-- Work item --
Give all the data again exactly.

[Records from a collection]

-*-

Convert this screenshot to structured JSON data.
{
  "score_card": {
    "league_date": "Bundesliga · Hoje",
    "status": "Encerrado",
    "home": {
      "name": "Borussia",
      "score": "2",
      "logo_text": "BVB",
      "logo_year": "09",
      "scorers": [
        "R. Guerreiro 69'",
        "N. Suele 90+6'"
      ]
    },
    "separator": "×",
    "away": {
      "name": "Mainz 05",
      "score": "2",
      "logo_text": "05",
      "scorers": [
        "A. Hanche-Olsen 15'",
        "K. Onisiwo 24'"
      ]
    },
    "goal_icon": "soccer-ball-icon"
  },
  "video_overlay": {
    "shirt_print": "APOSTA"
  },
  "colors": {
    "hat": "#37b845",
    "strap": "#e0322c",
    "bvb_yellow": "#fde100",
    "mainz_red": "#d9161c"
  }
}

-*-

-- Solved exercise --
Convert this screenshot to structured JSON data.
{
  "score_card": {
    "league_date": "Bundesliga · Hoje",
    "status": "Encerrado",
    "home": {
      "name": "Borussia",
      "score": "2",
      "logo_text": "BVB",
      "logo_year": "09",
      "scorers": [
        "R. Guerreiro 69'",
        "N. Suele 90+6'"
      ]
    },
    "separator": "×",
    "away": {
      "name": "Mainz 05",
      "score": "2",
      "logo_text": "05",
      "scorers": [
        "A. Hanche-Olsen 15'",
        "K. Onisiwo 24'"
      ]
    },
    "goal_icon": "soccer-ball-icon"
  },
  "video_overlay": {
    "shirt_print": "APOSTA"
  },
  "colors": {
    "hat": "#37b845",
    "strap": "#e0322c",
    "bvb_yellow": "#fde100",
    "mainz_red": "#d9161c"
  }
}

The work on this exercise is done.